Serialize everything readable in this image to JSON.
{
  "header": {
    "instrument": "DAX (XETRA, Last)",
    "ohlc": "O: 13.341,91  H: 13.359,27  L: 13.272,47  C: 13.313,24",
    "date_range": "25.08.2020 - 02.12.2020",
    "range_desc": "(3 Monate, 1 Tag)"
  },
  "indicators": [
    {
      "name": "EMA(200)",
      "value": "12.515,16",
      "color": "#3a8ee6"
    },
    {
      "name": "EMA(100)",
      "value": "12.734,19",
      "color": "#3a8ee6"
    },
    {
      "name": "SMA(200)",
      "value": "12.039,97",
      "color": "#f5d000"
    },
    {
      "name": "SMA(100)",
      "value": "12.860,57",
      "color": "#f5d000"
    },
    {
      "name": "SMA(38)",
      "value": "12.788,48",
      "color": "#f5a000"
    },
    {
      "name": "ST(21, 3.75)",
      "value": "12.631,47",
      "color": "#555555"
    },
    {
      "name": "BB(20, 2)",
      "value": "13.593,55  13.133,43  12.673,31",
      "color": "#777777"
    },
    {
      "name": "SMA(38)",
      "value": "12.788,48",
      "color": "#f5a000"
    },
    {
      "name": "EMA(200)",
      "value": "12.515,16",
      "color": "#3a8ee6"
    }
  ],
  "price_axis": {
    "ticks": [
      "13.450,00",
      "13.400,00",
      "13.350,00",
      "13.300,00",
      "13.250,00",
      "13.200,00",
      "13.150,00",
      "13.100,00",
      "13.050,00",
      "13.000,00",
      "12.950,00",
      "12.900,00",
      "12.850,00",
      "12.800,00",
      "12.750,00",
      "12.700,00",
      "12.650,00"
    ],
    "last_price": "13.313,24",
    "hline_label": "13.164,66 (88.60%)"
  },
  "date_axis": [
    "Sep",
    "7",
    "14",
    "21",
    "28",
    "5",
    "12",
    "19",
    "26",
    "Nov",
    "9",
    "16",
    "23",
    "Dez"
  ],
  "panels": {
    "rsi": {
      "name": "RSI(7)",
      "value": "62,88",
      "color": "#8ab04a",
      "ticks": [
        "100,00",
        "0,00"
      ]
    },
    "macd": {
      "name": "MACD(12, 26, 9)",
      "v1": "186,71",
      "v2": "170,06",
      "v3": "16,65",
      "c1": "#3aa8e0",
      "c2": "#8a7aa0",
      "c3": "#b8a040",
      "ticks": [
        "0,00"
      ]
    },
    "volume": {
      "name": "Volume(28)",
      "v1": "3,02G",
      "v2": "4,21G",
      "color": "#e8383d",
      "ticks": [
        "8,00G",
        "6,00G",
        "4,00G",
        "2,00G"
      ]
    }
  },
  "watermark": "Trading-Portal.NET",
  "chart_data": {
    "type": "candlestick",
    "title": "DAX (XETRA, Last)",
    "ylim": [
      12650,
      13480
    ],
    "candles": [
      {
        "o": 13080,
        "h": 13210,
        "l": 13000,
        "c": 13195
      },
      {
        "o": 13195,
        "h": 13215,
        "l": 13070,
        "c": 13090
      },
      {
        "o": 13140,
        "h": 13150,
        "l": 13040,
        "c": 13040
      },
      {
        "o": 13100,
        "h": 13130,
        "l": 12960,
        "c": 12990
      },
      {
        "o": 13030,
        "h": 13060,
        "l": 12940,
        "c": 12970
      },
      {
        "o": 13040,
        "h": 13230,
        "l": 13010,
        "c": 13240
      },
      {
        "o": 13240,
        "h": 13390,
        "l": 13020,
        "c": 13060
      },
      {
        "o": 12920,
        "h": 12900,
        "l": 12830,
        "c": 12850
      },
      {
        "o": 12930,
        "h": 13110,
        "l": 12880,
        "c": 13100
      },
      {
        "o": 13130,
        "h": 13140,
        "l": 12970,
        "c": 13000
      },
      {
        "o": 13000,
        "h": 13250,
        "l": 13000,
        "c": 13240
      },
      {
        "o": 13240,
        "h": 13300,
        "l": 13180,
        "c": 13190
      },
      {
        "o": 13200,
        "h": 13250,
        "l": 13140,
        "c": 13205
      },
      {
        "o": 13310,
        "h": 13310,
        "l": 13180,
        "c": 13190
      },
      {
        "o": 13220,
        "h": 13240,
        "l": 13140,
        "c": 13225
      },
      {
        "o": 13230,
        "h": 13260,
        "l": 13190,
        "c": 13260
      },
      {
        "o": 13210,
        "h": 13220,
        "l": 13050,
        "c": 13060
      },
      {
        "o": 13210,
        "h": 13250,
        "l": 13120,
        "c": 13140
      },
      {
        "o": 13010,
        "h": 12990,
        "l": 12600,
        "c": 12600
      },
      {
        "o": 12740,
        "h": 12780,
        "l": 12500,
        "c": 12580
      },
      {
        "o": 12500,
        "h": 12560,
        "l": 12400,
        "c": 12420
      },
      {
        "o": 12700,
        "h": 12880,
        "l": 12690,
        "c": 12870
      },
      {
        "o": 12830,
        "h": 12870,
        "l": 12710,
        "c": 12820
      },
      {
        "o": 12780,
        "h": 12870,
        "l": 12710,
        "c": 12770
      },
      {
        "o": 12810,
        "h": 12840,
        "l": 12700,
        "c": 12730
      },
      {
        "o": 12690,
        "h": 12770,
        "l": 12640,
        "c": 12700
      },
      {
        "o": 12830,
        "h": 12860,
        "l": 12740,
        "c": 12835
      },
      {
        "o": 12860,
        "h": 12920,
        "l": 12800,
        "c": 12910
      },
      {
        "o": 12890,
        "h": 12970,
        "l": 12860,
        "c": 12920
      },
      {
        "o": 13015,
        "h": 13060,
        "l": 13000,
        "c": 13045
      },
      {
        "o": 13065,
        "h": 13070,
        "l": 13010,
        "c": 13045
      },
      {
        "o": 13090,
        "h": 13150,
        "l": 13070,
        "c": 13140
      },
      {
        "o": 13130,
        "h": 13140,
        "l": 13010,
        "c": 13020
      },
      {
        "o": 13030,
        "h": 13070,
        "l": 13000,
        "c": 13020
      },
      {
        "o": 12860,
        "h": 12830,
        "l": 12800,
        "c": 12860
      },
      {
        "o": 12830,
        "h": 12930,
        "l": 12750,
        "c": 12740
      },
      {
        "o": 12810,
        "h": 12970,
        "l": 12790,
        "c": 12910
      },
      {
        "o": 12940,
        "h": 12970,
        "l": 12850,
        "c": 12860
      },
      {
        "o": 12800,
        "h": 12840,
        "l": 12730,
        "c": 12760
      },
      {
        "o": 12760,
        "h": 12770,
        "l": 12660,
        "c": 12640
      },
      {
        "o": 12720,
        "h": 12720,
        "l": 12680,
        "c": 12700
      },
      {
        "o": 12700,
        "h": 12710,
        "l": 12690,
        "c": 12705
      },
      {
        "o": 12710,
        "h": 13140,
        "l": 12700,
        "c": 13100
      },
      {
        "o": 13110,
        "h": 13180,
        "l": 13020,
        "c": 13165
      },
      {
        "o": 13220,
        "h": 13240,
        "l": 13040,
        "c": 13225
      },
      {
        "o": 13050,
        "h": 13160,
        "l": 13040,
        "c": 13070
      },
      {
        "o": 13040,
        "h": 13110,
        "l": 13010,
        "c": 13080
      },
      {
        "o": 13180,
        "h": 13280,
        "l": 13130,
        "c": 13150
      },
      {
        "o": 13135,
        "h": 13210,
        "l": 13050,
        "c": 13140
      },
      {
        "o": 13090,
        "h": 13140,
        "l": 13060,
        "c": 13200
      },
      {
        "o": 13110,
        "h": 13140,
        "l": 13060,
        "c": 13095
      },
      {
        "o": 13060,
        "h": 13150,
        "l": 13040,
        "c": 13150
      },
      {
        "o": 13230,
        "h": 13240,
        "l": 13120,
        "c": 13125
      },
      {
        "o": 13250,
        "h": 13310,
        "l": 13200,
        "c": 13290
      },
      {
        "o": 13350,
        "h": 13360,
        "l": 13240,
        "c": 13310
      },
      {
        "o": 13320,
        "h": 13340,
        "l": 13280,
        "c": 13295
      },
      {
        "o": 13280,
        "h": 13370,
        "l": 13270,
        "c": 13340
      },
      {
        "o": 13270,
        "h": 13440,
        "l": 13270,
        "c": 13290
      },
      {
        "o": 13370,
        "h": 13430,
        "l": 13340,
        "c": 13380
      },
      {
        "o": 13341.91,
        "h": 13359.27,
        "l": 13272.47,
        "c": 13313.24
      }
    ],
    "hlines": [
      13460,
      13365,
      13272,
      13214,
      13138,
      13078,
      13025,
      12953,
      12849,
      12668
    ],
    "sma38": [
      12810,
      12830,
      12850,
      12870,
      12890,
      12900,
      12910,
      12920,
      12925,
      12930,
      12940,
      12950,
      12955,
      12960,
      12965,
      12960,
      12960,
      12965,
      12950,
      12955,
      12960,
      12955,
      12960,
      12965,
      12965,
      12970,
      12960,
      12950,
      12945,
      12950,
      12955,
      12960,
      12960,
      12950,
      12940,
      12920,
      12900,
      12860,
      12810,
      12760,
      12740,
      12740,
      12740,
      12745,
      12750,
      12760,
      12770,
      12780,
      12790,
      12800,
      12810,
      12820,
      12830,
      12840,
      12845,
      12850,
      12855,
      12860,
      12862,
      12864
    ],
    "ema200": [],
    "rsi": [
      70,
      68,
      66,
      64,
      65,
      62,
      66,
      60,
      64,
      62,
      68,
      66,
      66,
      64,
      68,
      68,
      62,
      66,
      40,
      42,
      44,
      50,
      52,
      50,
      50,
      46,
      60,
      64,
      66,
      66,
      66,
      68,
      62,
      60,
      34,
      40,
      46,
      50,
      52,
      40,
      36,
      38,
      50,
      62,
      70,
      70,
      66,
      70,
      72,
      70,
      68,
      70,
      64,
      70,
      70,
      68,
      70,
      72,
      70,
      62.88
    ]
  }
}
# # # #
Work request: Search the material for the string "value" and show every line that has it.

Answer section:
      "value": "12.515,16",
      "value": "12.734,19",
      "value": "12.039,97",
      "value": "12.860,57",
      "value": "12.788,48",
      "value": "12.631,47",
      "value": "13.593,55  13.133,43  12.673,31",
      "value": "12.788,48",
      "value": "12.515,16",
      "value": "62,88",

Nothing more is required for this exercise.